This is good. As I have noted over the last year, securitization has become an integral part of the
credit creation process over the last 15 years. This meant the Fed had less control over the amount of credit flowing into the economy leading up to this crisis. More importantly, it meant the Fed would have less leverage in containing the crisis as it continued to develop. Over the last year, the securitized volume of mortgage debt, auto loans, and credit card debt has declined by more than 75%. The breakdown in securitization of lending has led to less availability of credit for even credit worthy borrowers. The steps announced on Tuesday should help.
President-elect Obama has also indicated that he will propose a very large stimulus package to support the economy. It has been my expectation that the prospect of a bigger stimulus program would result in a growing number of investors to expect the economy to do better by mid 2009. This would lead to a drop in selling pressure, which meant a little buying and short covering would be able to lift the market. My guess is that this rally began last Friday. This rally that will be very choppy, as negative news will continue to buffet the equity market. A rising wedge pattern sounds possible. Time wise, this rally should approximate the length of the March-May rally, 9 weeks, give or take a little.

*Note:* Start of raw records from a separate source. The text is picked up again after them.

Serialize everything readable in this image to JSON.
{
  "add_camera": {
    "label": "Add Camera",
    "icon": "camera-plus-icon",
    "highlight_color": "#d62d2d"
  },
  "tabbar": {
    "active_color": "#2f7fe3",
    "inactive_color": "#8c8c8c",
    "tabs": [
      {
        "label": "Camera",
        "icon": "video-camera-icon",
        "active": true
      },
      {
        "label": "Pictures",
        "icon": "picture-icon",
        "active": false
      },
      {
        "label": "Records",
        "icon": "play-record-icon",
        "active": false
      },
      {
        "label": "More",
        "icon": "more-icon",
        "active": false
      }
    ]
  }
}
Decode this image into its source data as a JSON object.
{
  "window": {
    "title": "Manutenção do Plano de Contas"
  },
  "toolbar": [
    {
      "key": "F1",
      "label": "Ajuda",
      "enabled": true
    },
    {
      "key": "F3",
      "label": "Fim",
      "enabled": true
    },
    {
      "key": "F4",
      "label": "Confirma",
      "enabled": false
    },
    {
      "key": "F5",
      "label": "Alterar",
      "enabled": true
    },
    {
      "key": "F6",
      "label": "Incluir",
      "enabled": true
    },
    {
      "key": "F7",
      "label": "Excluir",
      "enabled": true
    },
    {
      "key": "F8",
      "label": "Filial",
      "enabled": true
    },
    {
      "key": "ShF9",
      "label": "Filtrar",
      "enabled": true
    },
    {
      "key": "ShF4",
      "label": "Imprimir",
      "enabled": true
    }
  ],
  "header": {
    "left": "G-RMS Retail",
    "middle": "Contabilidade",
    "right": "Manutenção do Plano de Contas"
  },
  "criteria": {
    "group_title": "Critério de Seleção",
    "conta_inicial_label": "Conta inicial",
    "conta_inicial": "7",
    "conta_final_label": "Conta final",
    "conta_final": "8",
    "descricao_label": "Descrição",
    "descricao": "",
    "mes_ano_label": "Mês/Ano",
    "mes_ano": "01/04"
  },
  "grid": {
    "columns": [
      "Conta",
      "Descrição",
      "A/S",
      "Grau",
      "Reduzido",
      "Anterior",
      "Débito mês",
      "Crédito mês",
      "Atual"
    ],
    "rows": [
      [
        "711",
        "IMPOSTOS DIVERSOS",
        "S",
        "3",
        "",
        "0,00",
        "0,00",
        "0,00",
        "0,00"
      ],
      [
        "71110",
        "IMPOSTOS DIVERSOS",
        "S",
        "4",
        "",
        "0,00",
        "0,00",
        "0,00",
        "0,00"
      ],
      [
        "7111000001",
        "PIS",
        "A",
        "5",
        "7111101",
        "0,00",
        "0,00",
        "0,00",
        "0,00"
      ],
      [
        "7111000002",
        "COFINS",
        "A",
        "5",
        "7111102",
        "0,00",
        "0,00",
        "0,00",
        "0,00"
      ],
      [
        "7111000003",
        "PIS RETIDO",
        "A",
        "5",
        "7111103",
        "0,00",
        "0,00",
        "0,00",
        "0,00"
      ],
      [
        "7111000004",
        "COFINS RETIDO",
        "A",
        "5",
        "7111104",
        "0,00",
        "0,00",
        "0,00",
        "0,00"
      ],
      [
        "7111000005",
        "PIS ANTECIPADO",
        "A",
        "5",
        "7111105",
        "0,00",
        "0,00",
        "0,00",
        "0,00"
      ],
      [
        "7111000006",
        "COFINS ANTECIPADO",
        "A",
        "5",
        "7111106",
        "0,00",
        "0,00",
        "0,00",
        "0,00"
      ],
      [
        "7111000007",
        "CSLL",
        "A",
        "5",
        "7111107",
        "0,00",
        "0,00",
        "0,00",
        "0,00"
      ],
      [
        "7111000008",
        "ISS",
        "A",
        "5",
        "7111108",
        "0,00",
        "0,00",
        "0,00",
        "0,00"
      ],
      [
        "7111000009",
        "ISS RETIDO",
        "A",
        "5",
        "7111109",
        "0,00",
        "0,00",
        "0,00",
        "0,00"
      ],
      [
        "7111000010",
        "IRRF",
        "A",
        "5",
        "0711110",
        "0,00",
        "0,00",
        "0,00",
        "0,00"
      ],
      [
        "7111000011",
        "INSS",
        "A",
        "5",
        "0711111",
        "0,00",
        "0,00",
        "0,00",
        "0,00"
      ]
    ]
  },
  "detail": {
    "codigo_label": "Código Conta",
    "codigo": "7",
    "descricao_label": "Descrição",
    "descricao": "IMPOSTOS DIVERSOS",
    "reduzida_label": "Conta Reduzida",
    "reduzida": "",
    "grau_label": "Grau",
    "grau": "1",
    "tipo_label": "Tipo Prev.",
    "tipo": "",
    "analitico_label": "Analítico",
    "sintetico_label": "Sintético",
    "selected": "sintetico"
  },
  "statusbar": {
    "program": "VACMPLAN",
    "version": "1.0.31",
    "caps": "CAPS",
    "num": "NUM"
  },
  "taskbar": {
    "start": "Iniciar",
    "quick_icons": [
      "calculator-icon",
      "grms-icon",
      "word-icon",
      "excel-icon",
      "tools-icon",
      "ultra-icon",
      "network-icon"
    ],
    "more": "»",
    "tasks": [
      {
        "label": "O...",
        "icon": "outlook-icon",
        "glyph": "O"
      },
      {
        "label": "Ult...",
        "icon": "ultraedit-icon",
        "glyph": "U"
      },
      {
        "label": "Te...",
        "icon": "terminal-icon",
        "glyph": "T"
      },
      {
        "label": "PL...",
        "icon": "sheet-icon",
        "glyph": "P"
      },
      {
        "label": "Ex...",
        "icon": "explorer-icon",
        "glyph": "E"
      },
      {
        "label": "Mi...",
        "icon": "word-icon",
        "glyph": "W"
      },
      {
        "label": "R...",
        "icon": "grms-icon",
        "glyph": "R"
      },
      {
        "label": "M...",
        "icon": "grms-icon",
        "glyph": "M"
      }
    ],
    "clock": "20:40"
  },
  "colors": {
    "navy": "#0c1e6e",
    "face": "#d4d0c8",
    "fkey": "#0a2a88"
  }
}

Fundamentally, it will occur as people hope that a bigger stimulus plan will turn the economy around. Instead of $150 billion, like this spring, President-elect Obama will announce a far larger stimulus plan, maybe $400-$500 billion, or 3% of GDP. Most people will confuse an artificial boost to GDP as evidence of a self sustaining recovery. There is a big difference, as I noted in the February and March letters. In the spring, most analysts expected the $150 billion stimulus plan would lift the economy in the second half of 2008. I really didn’t think it would, since a one-time stimulus plan boosts GDP, only as it passes through the economy. Once the money is spent, used to pay down debt, or saved, the support for the economy wanes. Although it succeeded in boosting GDP in the second quarter, it failed to launch a self sustaining economic expansion. A self sustaining expansion needs no artificial stimulus to maintain itself, as confidence is high enough that consumers spend their own money and companies hire and boost capital expenditures. It is possible, of course, that a big enough stimulus plan could provide enough forward momentum to launch a self sustaining recovery.
That’s everyone’s hope. However, unless credit creation is revived sufficiently by banks and within the credit market, the economy won’t have the available credit it needs to sustain the forward momentum provided by the stimulus. Given the structural breakdown in the credit creation process within the banking system and credit market, and the contraction in economic activity we’re seeing in the fourth quarter and in next year’s first quarter, the economy will likely slow, after getting a lift from the stimulus plan. Will that post stimulus plan slowdown be deep, or a dip, before the economy begins growing? My guess is that it will be deep enough to cause the stock market to drop below last week’s lows.
In the meantime, the market should be able to hold up for 6 to 10 weeks, maybe a bit longer. Traders were advised to pick a spot to go long, once the DJIA dropped below 7,882, using 7,200, the 2002 low as a stop. The actual low last Friday was 7,450. I would raise the stop from 7,200 to 7,700. If the DJIA gets above 9,000, raise the stop to 8,050. Sell half if the DJIA reaches 9,540. For those who missed the reversal, buy if the DJIA falls below 8,300, using 7,950 as a stop. Sell half if the DJIA reaches 9,540
-E. James Welsh